Gather every line of the entries that includes the word "background".
----
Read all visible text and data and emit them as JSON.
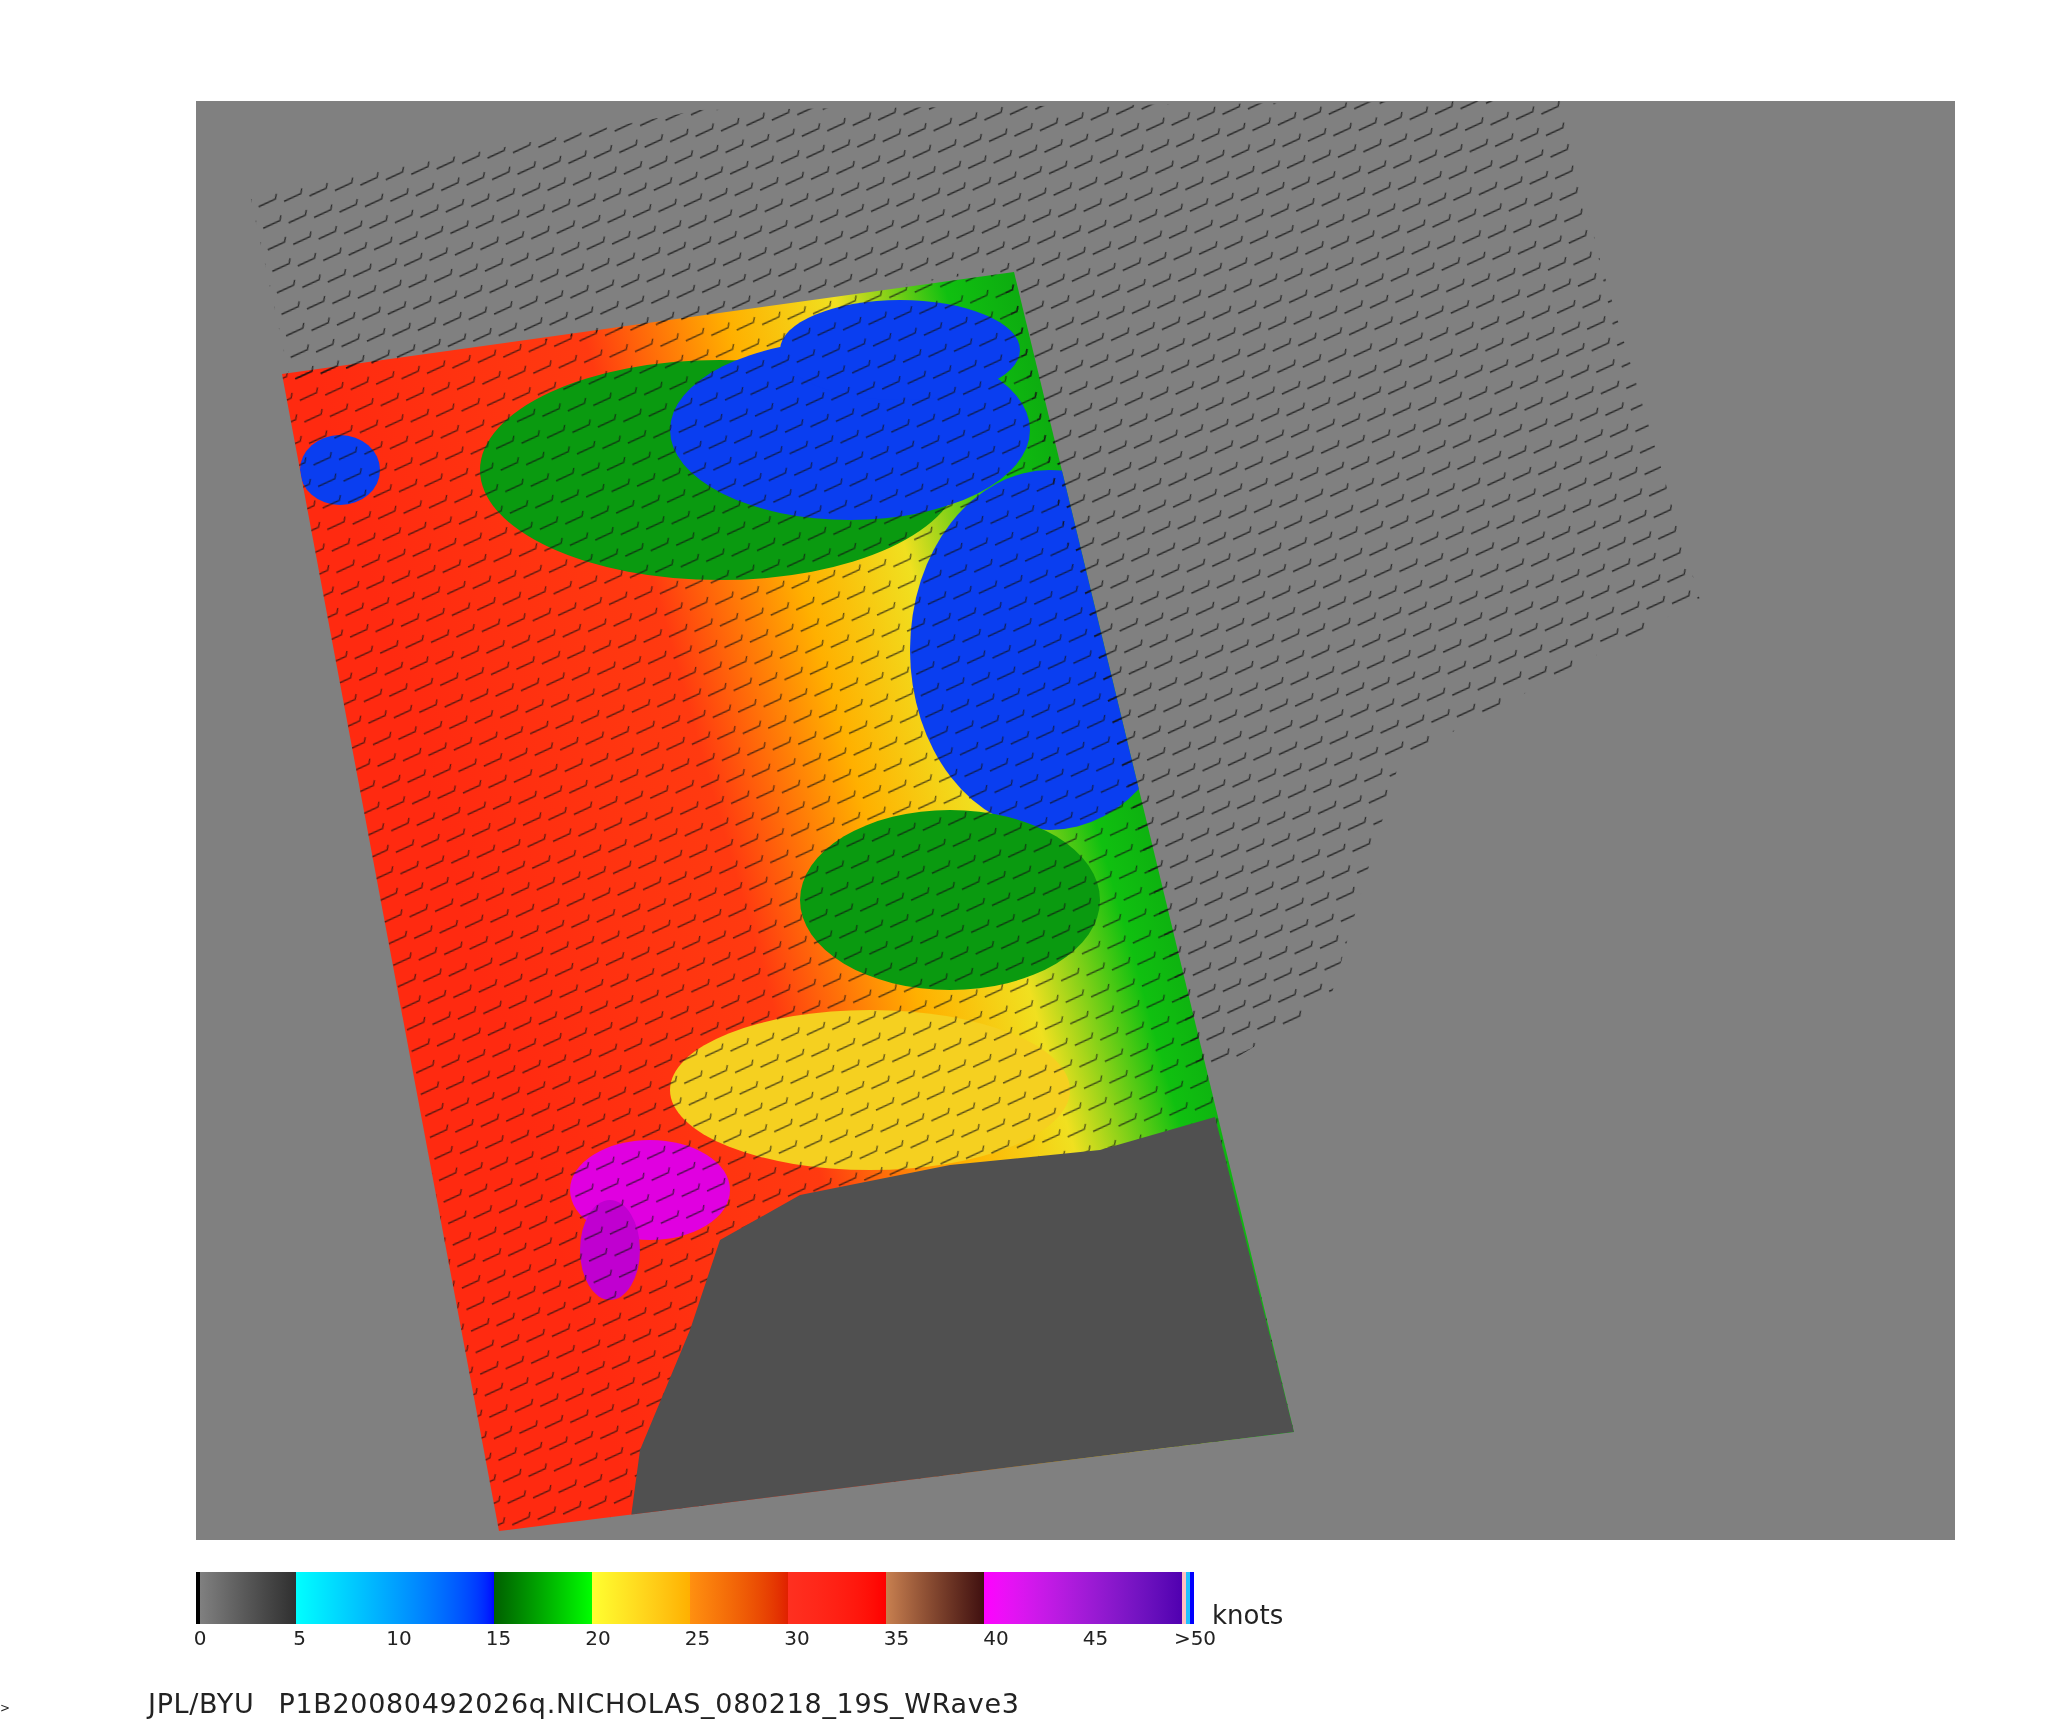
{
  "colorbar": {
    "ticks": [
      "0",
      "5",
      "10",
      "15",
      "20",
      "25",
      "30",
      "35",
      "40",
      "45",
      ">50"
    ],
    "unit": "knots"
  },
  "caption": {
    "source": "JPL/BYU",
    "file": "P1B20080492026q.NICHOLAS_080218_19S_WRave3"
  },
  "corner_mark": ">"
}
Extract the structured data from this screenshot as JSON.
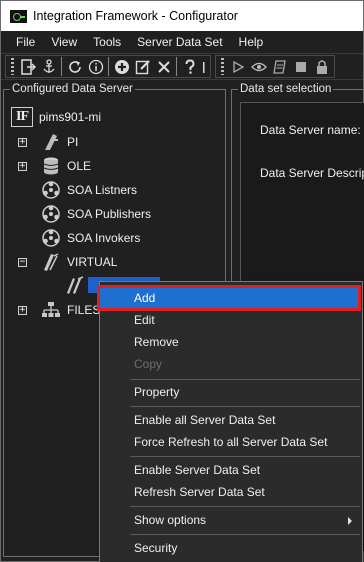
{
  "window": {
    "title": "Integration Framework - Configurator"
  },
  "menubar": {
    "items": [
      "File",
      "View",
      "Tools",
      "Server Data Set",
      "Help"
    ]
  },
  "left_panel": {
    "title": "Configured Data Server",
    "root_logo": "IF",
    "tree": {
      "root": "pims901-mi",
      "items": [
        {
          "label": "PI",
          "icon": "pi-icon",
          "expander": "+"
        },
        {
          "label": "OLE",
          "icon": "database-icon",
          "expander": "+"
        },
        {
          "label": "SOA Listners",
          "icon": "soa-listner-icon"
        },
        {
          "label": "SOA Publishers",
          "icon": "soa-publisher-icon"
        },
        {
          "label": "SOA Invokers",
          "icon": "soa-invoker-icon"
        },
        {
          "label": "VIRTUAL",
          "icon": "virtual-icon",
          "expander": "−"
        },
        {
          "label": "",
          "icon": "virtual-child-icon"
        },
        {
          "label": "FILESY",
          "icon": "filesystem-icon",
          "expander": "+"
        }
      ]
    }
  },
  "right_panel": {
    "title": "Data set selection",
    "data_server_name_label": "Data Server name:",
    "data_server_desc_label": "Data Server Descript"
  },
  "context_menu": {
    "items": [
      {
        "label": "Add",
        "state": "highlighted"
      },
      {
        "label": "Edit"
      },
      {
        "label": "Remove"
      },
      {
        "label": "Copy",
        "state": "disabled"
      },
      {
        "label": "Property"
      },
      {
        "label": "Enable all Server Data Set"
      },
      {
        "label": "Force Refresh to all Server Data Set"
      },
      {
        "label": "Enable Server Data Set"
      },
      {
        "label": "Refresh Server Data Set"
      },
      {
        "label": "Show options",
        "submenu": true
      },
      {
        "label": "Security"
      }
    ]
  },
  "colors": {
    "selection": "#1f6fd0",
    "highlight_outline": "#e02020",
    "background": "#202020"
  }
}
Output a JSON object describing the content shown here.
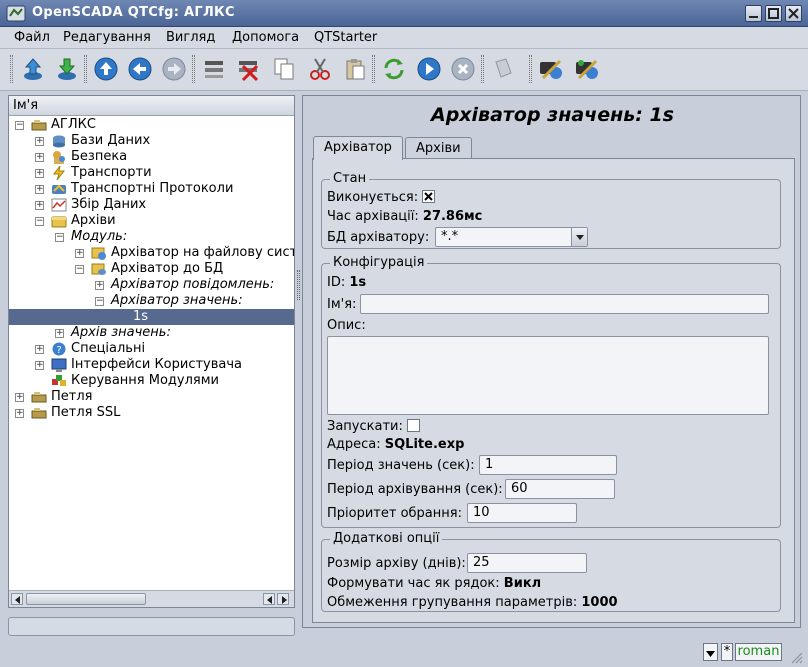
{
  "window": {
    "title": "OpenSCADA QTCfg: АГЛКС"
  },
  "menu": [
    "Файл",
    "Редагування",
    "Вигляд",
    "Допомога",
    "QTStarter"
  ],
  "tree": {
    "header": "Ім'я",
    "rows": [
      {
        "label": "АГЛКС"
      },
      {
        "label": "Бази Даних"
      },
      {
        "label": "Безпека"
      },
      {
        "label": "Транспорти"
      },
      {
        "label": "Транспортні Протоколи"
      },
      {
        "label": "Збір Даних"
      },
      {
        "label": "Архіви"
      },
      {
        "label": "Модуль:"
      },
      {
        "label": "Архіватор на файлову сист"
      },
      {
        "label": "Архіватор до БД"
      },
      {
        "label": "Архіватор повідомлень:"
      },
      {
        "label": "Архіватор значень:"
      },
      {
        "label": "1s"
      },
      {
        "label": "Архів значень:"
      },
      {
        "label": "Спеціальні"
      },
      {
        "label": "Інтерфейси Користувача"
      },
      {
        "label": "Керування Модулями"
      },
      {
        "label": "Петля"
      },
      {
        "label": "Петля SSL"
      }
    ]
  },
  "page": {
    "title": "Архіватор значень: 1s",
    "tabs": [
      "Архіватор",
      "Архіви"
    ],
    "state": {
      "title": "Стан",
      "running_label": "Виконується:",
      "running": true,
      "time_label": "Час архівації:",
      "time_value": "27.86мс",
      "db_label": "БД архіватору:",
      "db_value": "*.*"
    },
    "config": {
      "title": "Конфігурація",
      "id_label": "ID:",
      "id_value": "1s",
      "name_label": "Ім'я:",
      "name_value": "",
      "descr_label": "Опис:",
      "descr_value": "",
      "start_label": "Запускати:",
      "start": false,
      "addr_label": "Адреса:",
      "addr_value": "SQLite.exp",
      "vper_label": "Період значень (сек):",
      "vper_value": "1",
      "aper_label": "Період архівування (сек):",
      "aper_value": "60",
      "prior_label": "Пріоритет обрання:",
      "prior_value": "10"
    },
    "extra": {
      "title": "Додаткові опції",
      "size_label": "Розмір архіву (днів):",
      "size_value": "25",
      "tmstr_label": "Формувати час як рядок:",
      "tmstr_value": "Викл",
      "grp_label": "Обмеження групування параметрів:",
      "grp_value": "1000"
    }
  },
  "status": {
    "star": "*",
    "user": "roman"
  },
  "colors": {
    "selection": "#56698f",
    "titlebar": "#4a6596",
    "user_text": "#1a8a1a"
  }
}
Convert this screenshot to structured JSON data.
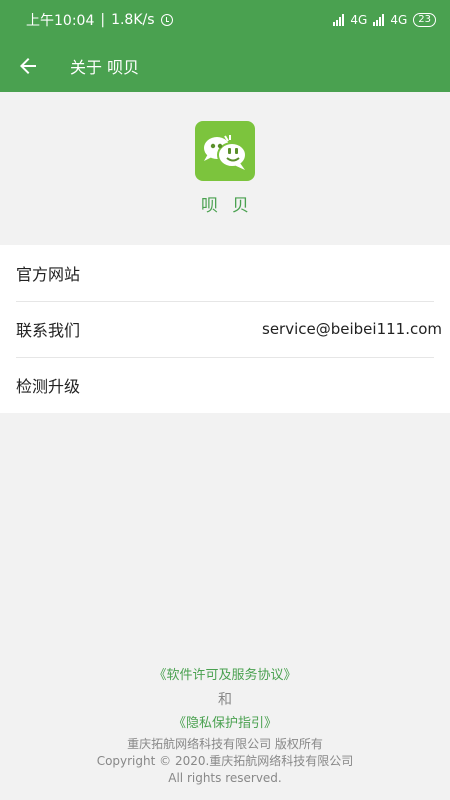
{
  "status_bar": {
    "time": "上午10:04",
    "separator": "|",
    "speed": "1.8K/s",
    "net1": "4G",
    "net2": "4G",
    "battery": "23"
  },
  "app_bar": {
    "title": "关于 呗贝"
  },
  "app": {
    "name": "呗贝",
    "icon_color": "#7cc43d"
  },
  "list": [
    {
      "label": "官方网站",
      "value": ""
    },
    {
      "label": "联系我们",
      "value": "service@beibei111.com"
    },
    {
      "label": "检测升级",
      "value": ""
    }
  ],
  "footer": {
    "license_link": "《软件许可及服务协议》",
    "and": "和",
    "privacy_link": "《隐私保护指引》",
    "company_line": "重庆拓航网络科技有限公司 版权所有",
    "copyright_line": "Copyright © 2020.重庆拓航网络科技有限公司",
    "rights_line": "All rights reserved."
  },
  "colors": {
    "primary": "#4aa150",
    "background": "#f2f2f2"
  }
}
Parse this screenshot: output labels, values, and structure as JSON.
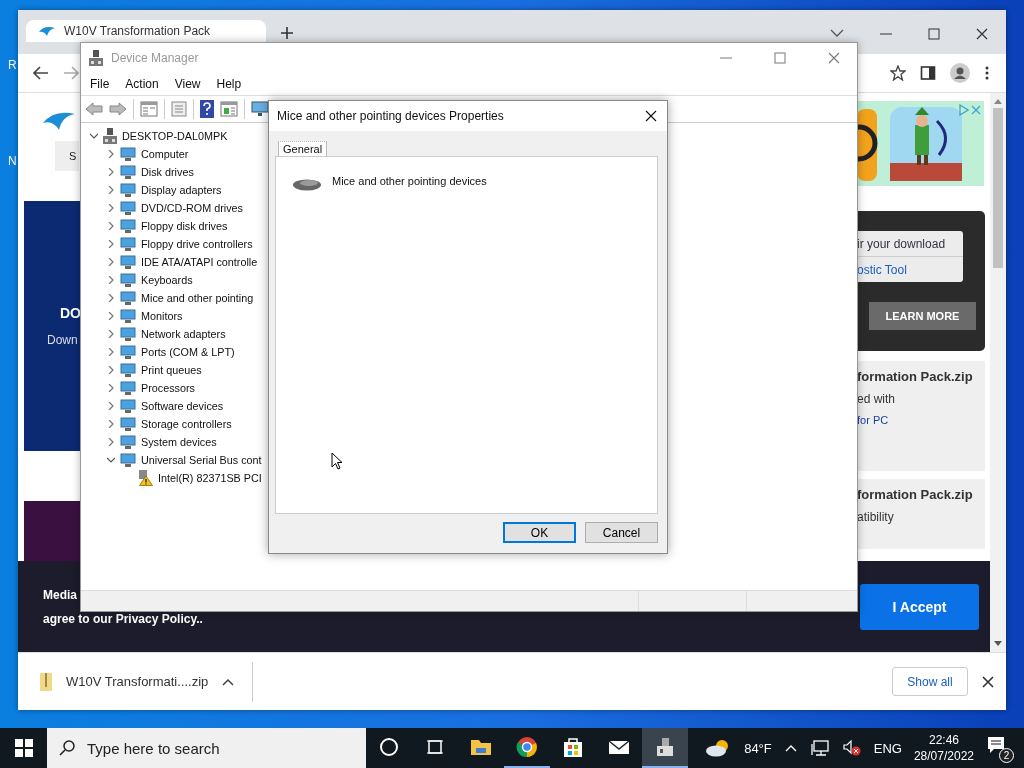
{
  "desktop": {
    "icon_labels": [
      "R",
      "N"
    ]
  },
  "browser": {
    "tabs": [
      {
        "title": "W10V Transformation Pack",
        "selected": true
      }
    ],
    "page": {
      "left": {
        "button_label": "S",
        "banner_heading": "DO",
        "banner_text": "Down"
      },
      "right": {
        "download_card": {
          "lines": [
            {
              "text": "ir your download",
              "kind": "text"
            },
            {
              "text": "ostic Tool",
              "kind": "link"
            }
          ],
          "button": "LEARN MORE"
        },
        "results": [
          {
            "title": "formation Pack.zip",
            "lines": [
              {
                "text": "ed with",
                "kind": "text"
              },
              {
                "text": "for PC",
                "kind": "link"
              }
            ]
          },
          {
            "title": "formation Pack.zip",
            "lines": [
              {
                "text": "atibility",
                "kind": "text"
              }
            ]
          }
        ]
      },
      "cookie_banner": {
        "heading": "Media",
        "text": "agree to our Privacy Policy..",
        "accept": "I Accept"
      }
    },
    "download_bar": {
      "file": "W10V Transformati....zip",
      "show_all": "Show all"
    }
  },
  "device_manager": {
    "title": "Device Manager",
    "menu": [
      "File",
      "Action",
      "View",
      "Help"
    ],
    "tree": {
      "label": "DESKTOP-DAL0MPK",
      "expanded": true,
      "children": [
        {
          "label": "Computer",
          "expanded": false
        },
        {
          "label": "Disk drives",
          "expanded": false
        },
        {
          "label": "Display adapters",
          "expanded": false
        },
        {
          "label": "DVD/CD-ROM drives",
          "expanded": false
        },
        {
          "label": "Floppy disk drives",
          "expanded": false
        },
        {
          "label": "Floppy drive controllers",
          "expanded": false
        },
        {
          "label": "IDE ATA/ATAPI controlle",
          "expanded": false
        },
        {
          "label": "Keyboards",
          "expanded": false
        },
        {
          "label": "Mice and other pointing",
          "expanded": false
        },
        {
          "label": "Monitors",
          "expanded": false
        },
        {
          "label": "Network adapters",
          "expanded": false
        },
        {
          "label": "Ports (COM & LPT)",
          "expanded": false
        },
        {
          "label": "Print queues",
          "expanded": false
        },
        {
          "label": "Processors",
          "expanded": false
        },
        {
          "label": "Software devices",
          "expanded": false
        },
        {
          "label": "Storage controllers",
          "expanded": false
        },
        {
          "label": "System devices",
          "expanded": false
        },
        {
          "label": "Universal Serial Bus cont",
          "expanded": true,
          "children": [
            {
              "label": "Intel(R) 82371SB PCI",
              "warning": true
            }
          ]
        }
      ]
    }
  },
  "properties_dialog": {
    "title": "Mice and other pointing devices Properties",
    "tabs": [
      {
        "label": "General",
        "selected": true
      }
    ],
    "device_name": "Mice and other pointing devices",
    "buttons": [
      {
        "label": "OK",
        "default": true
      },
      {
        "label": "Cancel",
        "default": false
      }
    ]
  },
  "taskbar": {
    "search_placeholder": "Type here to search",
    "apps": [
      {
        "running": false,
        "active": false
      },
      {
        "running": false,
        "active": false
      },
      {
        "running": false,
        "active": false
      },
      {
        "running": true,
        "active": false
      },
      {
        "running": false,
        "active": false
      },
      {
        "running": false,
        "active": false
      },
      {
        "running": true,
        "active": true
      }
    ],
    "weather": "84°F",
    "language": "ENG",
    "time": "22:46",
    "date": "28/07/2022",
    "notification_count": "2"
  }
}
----
# Answer for this exercise
    "background": "#202020"
    "background": "#f2f2f2"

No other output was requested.